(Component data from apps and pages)
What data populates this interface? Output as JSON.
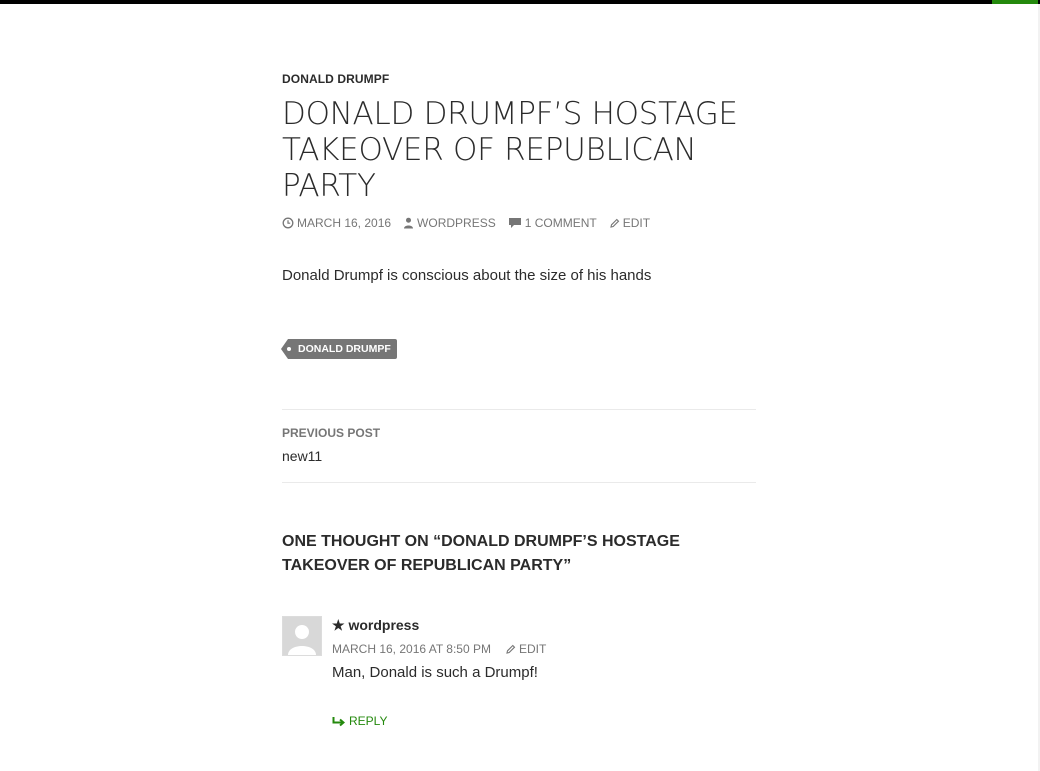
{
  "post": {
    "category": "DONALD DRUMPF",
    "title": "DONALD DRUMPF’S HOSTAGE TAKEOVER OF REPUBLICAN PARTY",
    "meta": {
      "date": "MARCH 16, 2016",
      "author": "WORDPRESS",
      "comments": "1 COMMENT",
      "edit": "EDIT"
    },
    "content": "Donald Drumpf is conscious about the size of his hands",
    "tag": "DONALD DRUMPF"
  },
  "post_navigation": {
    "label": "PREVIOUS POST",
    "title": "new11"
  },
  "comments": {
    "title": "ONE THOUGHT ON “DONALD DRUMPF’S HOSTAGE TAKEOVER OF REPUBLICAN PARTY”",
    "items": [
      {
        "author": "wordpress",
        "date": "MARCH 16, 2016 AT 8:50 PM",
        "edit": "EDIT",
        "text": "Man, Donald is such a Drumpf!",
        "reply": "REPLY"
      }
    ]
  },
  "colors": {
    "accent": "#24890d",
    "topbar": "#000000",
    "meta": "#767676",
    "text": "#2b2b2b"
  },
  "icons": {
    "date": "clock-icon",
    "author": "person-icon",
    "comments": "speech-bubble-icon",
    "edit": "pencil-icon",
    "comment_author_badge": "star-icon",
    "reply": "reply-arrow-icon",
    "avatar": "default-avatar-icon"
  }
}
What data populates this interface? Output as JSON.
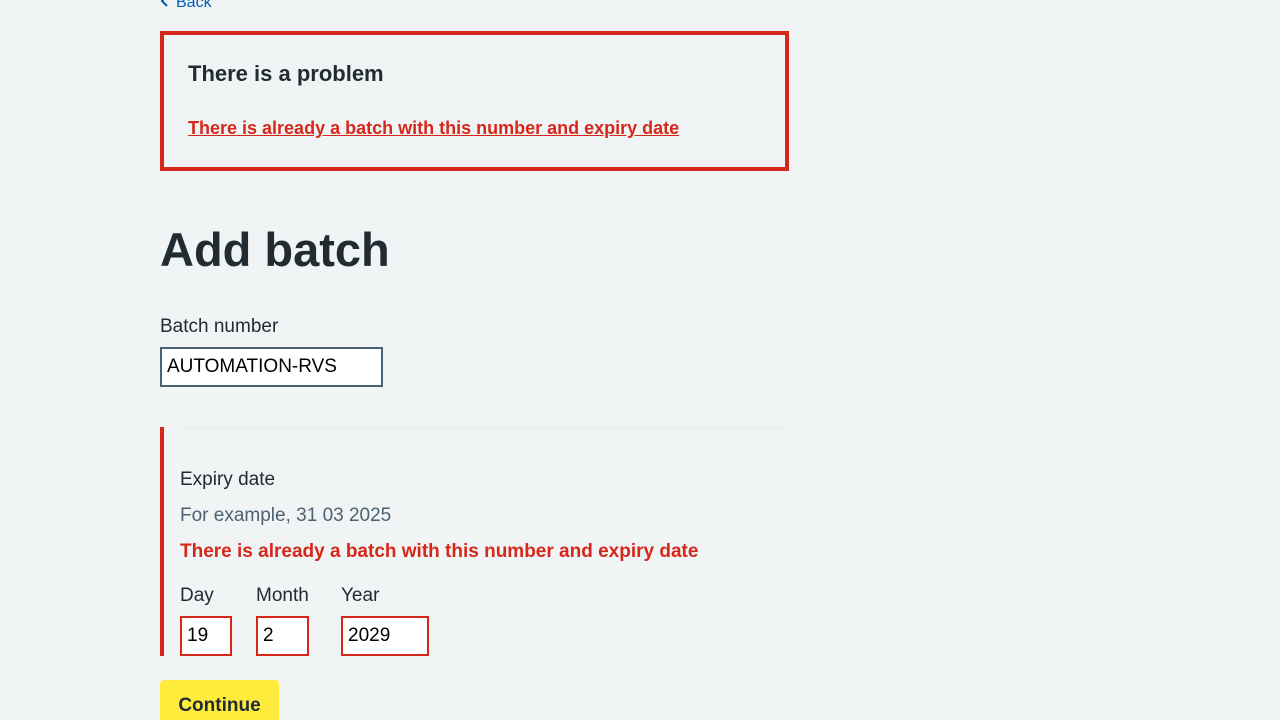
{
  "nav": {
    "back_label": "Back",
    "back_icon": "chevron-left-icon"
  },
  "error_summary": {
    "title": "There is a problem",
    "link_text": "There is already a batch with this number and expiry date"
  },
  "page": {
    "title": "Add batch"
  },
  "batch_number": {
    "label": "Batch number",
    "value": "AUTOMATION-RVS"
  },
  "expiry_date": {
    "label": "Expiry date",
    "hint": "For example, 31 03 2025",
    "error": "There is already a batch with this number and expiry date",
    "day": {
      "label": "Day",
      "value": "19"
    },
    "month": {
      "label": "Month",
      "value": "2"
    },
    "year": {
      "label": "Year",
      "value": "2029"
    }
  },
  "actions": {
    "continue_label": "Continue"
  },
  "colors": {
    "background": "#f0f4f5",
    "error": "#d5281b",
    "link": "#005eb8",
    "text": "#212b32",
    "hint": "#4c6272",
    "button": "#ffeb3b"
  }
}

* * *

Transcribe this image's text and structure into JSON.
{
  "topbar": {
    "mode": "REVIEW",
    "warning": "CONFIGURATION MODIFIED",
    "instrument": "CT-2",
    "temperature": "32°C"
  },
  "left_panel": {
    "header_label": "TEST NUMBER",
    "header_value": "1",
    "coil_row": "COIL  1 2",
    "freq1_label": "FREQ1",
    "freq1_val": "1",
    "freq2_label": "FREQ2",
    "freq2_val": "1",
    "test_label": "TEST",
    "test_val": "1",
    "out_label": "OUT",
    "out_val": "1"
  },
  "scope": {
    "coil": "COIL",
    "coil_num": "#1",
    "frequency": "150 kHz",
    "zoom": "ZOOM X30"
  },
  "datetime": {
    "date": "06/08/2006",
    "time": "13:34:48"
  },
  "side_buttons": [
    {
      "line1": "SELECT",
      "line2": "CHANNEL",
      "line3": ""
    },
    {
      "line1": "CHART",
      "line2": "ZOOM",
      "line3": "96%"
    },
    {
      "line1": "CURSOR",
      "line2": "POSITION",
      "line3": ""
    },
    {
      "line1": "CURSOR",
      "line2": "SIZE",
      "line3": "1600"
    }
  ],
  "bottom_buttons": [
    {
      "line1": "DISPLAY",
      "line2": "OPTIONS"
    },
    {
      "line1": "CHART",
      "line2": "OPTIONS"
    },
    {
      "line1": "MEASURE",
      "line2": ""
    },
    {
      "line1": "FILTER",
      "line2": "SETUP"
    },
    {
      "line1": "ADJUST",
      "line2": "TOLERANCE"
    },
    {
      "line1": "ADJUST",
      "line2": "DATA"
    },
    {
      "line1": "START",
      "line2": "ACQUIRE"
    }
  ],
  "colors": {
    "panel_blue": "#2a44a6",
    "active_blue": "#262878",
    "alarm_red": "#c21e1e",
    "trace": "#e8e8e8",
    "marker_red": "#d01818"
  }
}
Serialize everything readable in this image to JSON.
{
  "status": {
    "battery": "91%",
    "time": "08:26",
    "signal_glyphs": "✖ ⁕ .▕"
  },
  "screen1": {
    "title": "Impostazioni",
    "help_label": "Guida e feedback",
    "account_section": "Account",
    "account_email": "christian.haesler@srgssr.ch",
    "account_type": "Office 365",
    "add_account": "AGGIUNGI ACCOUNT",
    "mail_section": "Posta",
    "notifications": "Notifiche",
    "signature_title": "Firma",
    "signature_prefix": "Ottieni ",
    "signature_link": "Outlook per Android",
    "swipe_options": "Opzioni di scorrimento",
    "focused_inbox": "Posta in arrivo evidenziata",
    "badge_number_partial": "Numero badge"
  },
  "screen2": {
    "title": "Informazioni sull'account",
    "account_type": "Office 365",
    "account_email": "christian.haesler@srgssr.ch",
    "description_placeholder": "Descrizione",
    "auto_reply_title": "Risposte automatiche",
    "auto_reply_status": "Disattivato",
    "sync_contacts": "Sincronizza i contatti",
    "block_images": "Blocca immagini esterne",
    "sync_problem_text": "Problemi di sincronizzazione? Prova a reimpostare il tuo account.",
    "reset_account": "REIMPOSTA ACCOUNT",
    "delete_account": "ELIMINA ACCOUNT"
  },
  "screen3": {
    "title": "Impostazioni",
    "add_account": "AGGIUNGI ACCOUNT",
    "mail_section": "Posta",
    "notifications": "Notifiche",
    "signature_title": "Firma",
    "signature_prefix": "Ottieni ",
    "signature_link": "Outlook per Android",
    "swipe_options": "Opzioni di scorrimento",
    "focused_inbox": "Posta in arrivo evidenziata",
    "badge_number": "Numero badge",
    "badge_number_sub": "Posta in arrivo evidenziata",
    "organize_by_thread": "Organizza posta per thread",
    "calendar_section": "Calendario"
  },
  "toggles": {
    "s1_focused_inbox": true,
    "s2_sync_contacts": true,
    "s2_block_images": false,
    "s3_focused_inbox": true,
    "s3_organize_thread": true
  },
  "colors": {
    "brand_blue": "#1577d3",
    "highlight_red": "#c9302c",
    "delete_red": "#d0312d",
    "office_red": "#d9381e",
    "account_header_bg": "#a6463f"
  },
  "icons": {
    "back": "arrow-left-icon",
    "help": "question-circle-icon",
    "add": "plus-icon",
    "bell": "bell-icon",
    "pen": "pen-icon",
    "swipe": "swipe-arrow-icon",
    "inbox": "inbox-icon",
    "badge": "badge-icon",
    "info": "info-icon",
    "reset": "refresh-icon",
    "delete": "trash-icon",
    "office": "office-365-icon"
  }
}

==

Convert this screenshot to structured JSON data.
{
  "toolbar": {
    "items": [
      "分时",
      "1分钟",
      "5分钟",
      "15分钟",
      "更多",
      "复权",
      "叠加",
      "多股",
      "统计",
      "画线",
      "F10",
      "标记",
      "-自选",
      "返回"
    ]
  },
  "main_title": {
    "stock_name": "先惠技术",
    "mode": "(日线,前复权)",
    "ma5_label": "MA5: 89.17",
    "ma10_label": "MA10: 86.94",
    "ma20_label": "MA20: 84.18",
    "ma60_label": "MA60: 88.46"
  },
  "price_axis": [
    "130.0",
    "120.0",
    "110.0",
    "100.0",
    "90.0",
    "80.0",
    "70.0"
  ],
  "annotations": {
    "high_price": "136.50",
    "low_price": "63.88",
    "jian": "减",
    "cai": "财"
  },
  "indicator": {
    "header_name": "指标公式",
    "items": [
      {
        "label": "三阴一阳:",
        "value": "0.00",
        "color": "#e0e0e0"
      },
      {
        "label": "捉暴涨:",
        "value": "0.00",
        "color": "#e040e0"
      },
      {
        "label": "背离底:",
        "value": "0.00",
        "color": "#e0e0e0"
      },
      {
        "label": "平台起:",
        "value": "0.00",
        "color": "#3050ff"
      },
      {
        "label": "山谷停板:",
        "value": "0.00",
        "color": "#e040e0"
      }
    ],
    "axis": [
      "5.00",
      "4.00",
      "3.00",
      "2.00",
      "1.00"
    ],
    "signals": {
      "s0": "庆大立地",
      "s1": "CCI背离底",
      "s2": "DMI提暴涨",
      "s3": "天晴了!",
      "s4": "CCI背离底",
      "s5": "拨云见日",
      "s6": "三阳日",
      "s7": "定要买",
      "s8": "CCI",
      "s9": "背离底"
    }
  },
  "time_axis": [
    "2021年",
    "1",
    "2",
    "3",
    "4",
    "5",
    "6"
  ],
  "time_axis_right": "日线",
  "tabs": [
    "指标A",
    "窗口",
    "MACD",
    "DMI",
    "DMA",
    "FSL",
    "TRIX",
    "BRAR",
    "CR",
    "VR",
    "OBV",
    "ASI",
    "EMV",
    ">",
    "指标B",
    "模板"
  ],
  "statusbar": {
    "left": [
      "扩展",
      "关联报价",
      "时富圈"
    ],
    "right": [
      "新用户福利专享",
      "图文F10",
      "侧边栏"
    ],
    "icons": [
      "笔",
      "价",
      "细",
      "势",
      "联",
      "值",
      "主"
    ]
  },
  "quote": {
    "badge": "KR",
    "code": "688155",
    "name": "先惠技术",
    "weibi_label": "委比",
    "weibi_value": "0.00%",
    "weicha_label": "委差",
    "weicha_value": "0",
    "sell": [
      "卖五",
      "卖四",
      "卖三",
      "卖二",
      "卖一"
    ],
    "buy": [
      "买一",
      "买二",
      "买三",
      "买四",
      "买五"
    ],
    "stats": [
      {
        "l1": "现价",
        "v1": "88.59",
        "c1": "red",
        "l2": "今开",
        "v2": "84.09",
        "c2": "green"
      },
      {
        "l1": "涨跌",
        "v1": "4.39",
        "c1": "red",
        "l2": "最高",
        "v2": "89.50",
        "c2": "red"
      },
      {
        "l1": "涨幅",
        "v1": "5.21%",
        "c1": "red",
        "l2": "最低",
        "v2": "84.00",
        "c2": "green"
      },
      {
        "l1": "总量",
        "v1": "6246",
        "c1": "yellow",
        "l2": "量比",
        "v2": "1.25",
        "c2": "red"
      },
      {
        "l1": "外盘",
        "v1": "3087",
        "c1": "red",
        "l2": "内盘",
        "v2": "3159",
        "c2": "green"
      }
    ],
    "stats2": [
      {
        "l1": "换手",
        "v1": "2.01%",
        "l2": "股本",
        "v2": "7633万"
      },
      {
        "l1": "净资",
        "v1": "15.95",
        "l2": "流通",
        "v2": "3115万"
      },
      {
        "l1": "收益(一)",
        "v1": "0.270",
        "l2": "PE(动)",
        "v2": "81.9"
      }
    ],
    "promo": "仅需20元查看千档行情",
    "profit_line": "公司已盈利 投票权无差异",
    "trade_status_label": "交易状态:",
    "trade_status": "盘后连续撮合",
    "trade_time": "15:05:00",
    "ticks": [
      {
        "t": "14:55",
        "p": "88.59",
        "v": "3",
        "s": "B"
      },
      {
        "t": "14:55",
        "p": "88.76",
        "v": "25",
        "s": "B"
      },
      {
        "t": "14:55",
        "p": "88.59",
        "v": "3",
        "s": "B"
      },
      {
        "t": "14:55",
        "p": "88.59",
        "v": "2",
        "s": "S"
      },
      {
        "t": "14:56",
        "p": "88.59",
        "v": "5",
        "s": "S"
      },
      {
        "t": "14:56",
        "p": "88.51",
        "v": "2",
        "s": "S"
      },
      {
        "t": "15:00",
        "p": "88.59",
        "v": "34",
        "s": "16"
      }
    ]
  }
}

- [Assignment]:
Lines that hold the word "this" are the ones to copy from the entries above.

- [Exercise solution]:
What data populates this interface? Output as JSON.
What data populates this interface? Output as JSON.
    "link_text": "There is already a batch with this number and expiry date"
    "error": "There is already a batch with this number and expiry date",
Transcribe this image's text and structure into JSON.
Serialize everything readable in this image to JSON.
Convert this screenshot to structured JSON data.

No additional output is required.